Mind Technologies launched version 11 of Visual Mind in February, 2009. In this version, the developer has streamlined the process for adding new topics to maps, and the program incorporates a floating toolbar that enables you to format topics in place – at the location of the topic, rather than mousing over to the program’s toolbar. Visual Mind 11 now supports floating topics, images, relationship lines, topic borders and callouts, which give you more options for enhancing your mind maps. For more details about Visual Mind 11, please read my review here.
In 2008, XMind stunned the world by offering a free, open-source version of its mind mapping software program. Since then, this program has enjoyed surprising popularity as an alternative to the moribund FreeMind, which is only developing very slowly these days. In addition, an XMind Pro version offers a fuller feature set for those people who need it. In March of 2009, XMind introduced version 3.0.3, which includes a number of enhancements, including crash recovery (an auto-save feature that helps to prevent data loss if the program should crash), export to the FreeMind map format, enhanced map zooming, a sophisticated find-and-replace tool and an enhanced spell checker, which now checks topic notes, in addition to the topics themselves. Click here to read my analysis of XMind version 3.0.3.
And finally, the link to the survey…
All you evangelists out there, now is the time to get out the vote for your favorite program. Please spread the word wherever possible, including online support forums, Twitter, your blog or e-newsletter (if you publish one) and your colleagues who utilize mind mapping software to improve their efficiency, productivity and creativity.

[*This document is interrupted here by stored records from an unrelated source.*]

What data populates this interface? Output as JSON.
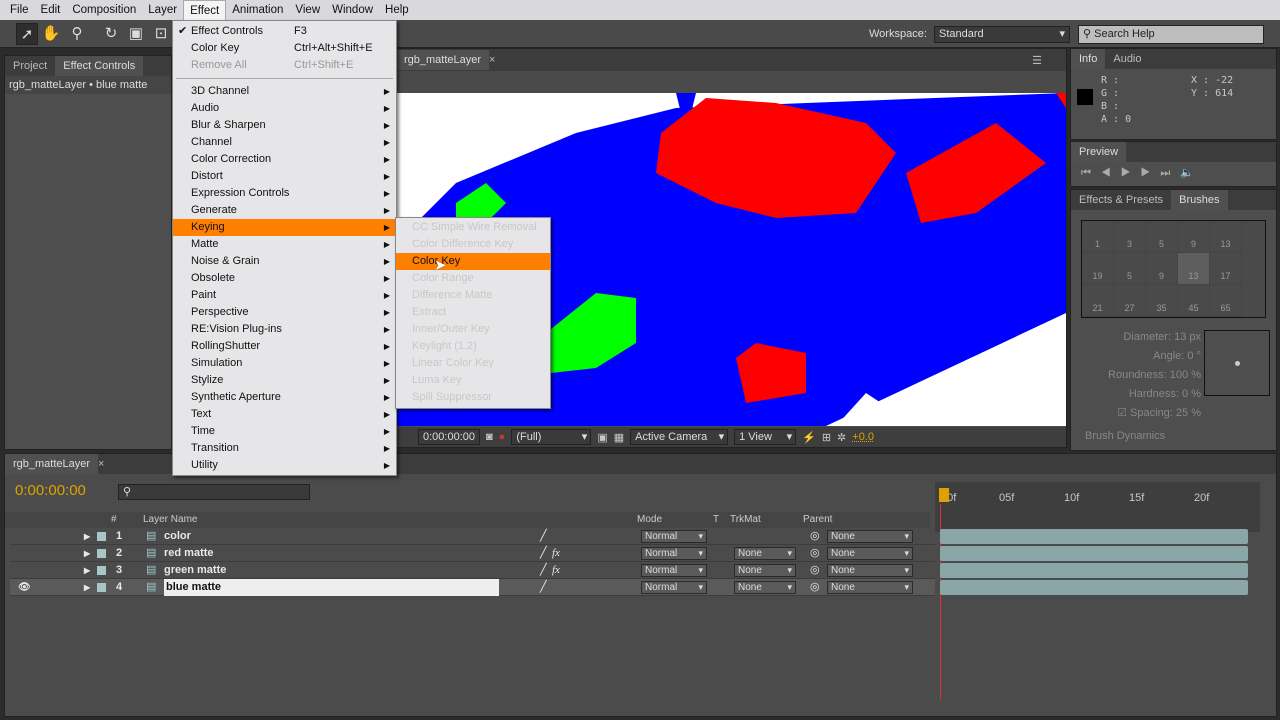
{
  "menubar": {
    "items": [
      "File",
      "Edit",
      "Composition",
      "Layer",
      "Effect",
      "Animation",
      "View",
      "Window",
      "Help"
    ],
    "open": "Effect"
  },
  "toolbar": {
    "workspace_label": "Workspace:",
    "workspace_value": "Standard",
    "search_placeholder": "Search Help"
  },
  "left_panel": {
    "tabs": [
      "Project",
      "Effect Controls"
    ],
    "breadcrumb": "rgb_matteLayer • blue matte"
  },
  "comp": {
    "tab": "rgb_matteLayer",
    "timecode": "0:00:00:00",
    "resolution": "(Full)",
    "camera": "Active Camera",
    "views": "1 View",
    "exposure": "+0.0"
  },
  "effect_menu": {
    "top": [
      {
        "label": "Effect Controls",
        "shortcut": "F3",
        "checked": true
      },
      {
        "label": "Color Key",
        "shortcut": "Ctrl+Alt+Shift+E"
      },
      {
        "label": "Remove All",
        "shortcut": "Ctrl+Shift+E",
        "disabled": true
      }
    ],
    "categories": [
      "3D Channel",
      "Audio",
      "Blur & Sharpen",
      "Channel",
      "Color Correction",
      "Distort",
      "Expression Controls",
      "Generate",
      "Keying",
      "Matte",
      "Noise & Grain",
      "Obsolete",
      "Paint",
      "Perspective",
      "RE:Vision Plug-ins",
      "RollingShutter",
      "Simulation",
      "Stylize",
      "Synthetic Aperture",
      "Text",
      "Time",
      "Transition",
      "Utility"
    ],
    "highlighted": "Keying"
  },
  "keying_submenu": {
    "items": [
      "CC Simple Wire Removal",
      "Color Difference Key",
      "Color Key",
      "Color Range",
      "Difference Matte",
      "Extract",
      "Inner/Outer Key",
      "Keylight (1.2)",
      "Linear Color Key",
      "Luma Key",
      "Spill Suppressor"
    ],
    "highlighted": "Color Key"
  },
  "info": {
    "tabs": [
      "Info",
      "Audio"
    ],
    "r": "R :",
    "g": "G :",
    "b": "B :",
    "a": "A : 0",
    "x": "X : -22",
    "y": "Y : 614",
    "swatch": "#000000"
  },
  "preview": {
    "tab": "Preview"
  },
  "brushes": {
    "tabs": [
      "Effects & Presets",
      "Brushes"
    ],
    "sizes": [
      "1",
      "3",
      "5",
      "9",
      "13",
      "19",
      "5",
      "9",
      "13",
      "17",
      "21",
      "27",
      "35",
      "45",
      "65"
    ],
    "selected_index": 8,
    "diameter_label": "Diameter:",
    "diameter": "13 px",
    "angle_label": "Angle:",
    "angle": "0 °",
    "roundness_label": "Roundness:",
    "roundness": "100 %",
    "hardness_label": "Hardness:",
    "hardness": "0 %",
    "spacing_label": "Spacing:",
    "spacing": "25 %",
    "dynamics": "Brush Dynamics"
  },
  "timeline": {
    "tab": "rgb_matteLayer",
    "timecode": "0:00:00:00",
    "ruler": [
      "00f",
      "05f",
      "10f",
      "15f",
      "20f"
    ],
    "headers": {
      "num": "#",
      "name": "Layer Name",
      "mode": "Mode",
      "t": "T",
      "trkmat": "TrkMat",
      "parent": "Parent"
    },
    "layers": [
      {
        "num": "1",
        "name": "color",
        "mode": "Normal",
        "trkmat": "",
        "parent": "None",
        "fx": false
      },
      {
        "num": "2",
        "name": "red matte",
        "mode": "Normal",
        "trkmat": "None",
        "parent": "None",
        "fx": true
      },
      {
        "num": "3",
        "name": "green matte",
        "mode": "Normal",
        "trkmat": "None",
        "parent": "None",
        "fx": true
      },
      {
        "num": "4",
        "name": "blue matte",
        "mode": "Normal",
        "trkmat": "None",
        "parent": "None",
        "fx": false,
        "selected": true
      }
    ]
  },
  "colors": {
    "highlight": "#ff7f00",
    "timecode": "#d9a400",
    "layer_bar": "#8aa6a6"
  }
}
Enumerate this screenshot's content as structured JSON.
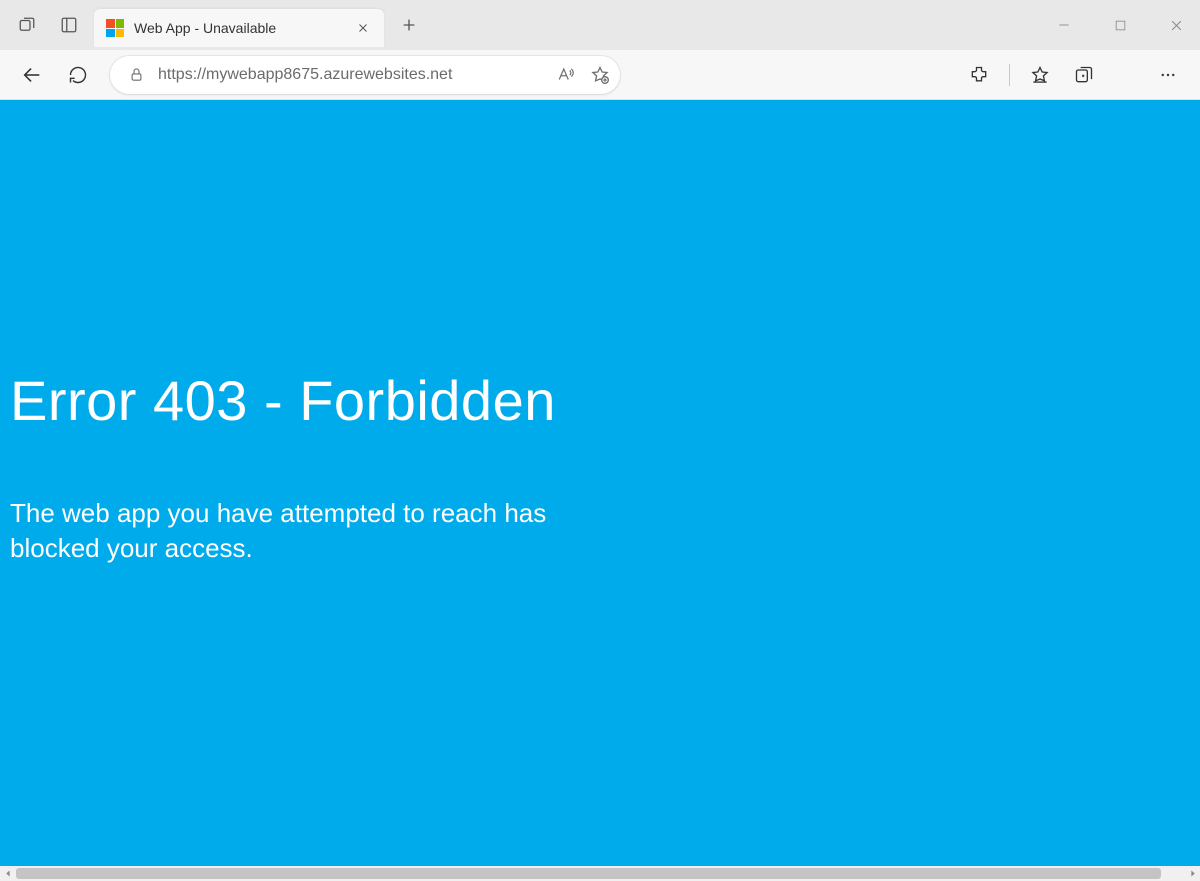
{
  "tab": {
    "title": "Web App - Unavailable"
  },
  "address_bar": {
    "url": "https://mywebapp8675.azurewebsites.net"
  },
  "page": {
    "heading": "Error 403 - Forbidden",
    "message": "The web app you have attempted to reach has blocked your access."
  },
  "colors": {
    "page_bg": "#00abec",
    "page_fg": "#ffffff"
  }
}
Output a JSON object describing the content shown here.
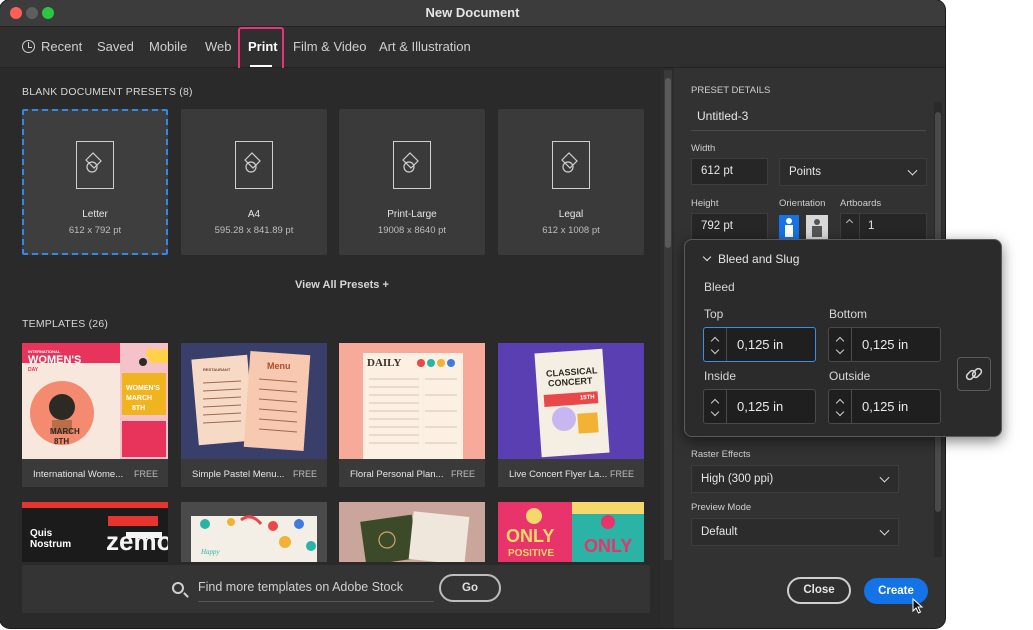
{
  "window": {
    "title": "New Document"
  },
  "tabs": [
    {
      "label": "Recent"
    },
    {
      "label": "Saved"
    },
    {
      "label": "Mobile"
    },
    {
      "label": "Web"
    },
    {
      "label": "Print"
    },
    {
      "label": "Film & Video"
    },
    {
      "label": "Art & Illustration"
    }
  ],
  "blank_presets": {
    "heading": "BLANK DOCUMENT PRESETS",
    "count": "(8)",
    "items": [
      {
        "name": "Letter",
        "size": "612 x 792 pt"
      },
      {
        "name": "A4",
        "size": "595.28 x 841.89 pt"
      },
      {
        "name": "Print-Large",
        "size": "19008 x 8640 pt"
      },
      {
        "name": "Legal",
        "size": "612 x 1008 pt"
      }
    ],
    "view_all": "View All Presets",
    "view_all_plus": "+"
  },
  "templates": {
    "heading": "TEMPLATES",
    "count": "(26)",
    "items": [
      {
        "name": "International Wome...",
        "badge": "FREE"
      },
      {
        "name": "Simple Pastel Menu...",
        "badge": "FREE"
      },
      {
        "name": "Floral Personal Plan...",
        "badge": "FREE"
      },
      {
        "name": "Live Concert Flyer La...",
        "badge": "FREE"
      }
    ],
    "thumb_text": {
      "womens_intl": "INTERNATIONAL",
      "womens": "WOMEN'S",
      "day": "DAY",
      "march": "MARCH",
      "eighth": "8TH",
      "menu": "Menu",
      "restaurant": "RESTAURANT",
      "daily": "DAILY",
      "classical": "CLASSICAL",
      "concert": "CONCERT",
      "date_num": "15TH",
      "quis": "Quis",
      "nostrum": "Nostrum",
      "zemo": "zemo",
      "happy": "Happy",
      "only": "ONLY",
      "positive": "POSITIVE"
    }
  },
  "search": {
    "placeholder": "Find more templates on Adobe Stock",
    "go": "Go"
  },
  "details": {
    "heading": "PRESET DETAILS",
    "name": "Untitled-3",
    "width_label": "Width",
    "width_value": "612 pt",
    "units": "Points",
    "height_label": "Height",
    "height_value": "792 pt",
    "orientation_label": "Orientation",
    "artboards_label": "Artboards",
    "artboards_value": "1",
    "raster_label": "Raster Effects",
    "raster_value": "High (300 ppi)",
    "preview_label": "Preview Mode",
    "preview_value": "Default"
  },
  "bleed": {
    "section": "Bleed and Slug",
    "label": "Bleed",
    "top_label": "Top",
    "top_value": "0,125 in",
    "bottom_label": "Bottom",
    "bottom_value": "0,125 in",
    "inside_label": "Inside",
    "inside_value": "0,125 in",
    "outside_label": "Outside",
    "outside_value": "0,125 in"
  },
  "actions": {
    "close": "Close",
    "create": "Create"
  },
  "colors": {
    "accent": "#1473e6",
    "highlight": "#e9337a",
    "selection": "#2d8ceb"
  }
}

During the next few days, I will be contacting the software vendors highlighted above to ask them to spread the word about this contest, too!
Thanks in advance for your participation in this contest, which I hope will help to highlight the impressive growth of this unique category of productivity software.